■ Work order:
Reply with the data below, repeated exactly in full.

■ Data supplied:
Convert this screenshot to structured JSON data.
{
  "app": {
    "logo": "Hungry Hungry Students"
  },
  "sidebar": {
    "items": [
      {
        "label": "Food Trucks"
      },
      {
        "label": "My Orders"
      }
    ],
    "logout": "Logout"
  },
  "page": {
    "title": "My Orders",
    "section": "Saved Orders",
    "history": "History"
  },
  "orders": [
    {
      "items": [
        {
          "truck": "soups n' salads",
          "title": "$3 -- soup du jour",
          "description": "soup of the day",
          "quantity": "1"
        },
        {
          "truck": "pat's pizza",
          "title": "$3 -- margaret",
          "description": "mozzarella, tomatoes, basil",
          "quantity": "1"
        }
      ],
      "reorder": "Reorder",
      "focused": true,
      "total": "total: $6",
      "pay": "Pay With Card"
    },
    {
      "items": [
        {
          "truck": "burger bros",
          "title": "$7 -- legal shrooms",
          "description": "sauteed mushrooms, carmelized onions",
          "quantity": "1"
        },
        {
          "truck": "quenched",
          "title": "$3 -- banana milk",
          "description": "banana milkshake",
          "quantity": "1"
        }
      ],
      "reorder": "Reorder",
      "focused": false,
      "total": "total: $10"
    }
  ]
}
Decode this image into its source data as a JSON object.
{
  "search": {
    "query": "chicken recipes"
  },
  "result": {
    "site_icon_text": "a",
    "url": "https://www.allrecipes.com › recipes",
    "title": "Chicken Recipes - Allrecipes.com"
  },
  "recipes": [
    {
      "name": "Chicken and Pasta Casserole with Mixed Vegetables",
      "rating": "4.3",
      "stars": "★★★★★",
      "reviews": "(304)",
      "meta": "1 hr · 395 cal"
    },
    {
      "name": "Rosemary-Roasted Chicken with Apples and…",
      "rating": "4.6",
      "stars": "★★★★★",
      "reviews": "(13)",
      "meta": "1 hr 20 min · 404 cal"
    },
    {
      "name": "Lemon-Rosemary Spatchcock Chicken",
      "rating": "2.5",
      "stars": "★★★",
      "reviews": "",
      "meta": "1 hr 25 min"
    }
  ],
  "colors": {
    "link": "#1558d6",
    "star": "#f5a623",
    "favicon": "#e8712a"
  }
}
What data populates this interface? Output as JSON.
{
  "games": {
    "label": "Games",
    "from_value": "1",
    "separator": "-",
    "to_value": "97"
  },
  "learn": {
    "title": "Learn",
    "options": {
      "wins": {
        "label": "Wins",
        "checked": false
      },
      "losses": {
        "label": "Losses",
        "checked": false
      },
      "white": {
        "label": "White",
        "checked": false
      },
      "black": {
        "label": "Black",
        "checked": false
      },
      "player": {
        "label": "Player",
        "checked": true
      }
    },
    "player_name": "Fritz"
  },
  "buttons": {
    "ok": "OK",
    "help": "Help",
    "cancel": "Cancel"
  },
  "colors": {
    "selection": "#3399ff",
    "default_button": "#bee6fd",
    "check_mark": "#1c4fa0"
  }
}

■ Task answer:
Convert this screenshot to structured JSON data.
{
  "app": {
    "logo": "Hungry Hungry Students"
  },
  "sidebar": {
    "items": [
      {
        "label": "Food Trucks"
      },
      {
        "label": "My Orders"
      }
    ],
    "logout": "Logout"
  },
  "page": {
    "title": "My Orders",
    "section": "Saved Orders",
    "history": "History"
  },
  "orders": [
    {
      "items": [
        {
          "truck": "soups n' salads",
          "title": "$3 -- soup du jour",
          "description": "soup of the day",
          "quantity": "1"
        },
        {
          "truck": "pat's pizza",
          "title": "$3 -- margaret",
          "description": "mozzarella, tomatoes, basil",
          "quantity": "1"
        }
      ],
      "reorder": "Reorder",
      "focused": true,
      "total": "total: $6",
      "pay": "Pay With Card"
    },
    {
      "items": [
        {
          "truck": "burger bros",
          "title": "$7 -- legal shrooms",
          "description": "sauteed mushrooms, carmelized onions",
          "quantity": "1"
        },
        {
          "truck": "quenched",
          "title": "$3 -- banana milk",
          "description": "banana milkshake",
          "quantity": "1"
        }
      ],
      "reorder": "Reorder",
      "focused": false,
      "total": "total: $10"
    }
  ]
}
Decode this image into its source data as a JSON object.
{
  "search": {
    "query": "chicken recipes"
  },
  "result": {
    "site_icon_text": "a",
    "url": "https://www.allrecipes.com › recipes",
    "title": "Chicken Recipes - Allrecipes.com"
  },
  "recipes": [
    {
      "name": "Chicken and Pasta Casserole with Mixed Vegetables",
      "rating": "4.3",
      "stars": "★★★★★",
      "reviews": "(304)",
      "meta": "1 hr · 395 cal"
    },
    {
      "name": "Rosemary-Roasted Chicken with Apples and…",
      "rating": "4.6",
      "stars": "★★★★★",
      "reviews": "(13)",
      "meta": "1 hr 20 min · 404 cal"
    },
    {
      "name": "Lemon-Rosemary Spatchcock Chicken",
      "rating": "2.5",
      "stars": "★★★",
      "reviews": "",
      "meta": "1 hr 25 min"
    }
  ],
  "colors": {
    "link": "#1558d6",
    "star": "#f5a623",
    "favicon": "#e8712a"
  }
}
What data populates this interface? Output as JSON.
{
  "games": {
    "label": "Games",
    "from_value": "1",
    "separator": "-",
    "to_value": "97"
  },
  "learn": {
    "title": "Learn",
    "options": {
      "wins": {
        "label": "Wins",
        "checked": false
      },
      "losses": {
        "label": "Losses",
        "checked": false
      },
      "white": {
        "label": "White",
        "checked": false
      },
      "black": {
        "label": "Black",
        "checked": false
      },
      "player": {
        "label": "Player",
        "checked": true
      }
    },
    "player_name": "Fritz"
  },
  "buttons": {
    "ok": "OK",
    "help": "Help",
    "cancel": "Cancel"
  },
  "colors": {
    "selection": "#3399ff",
    "default_button": "#bee6fd",
    "check_mark": "#1c4fa0"
  }
}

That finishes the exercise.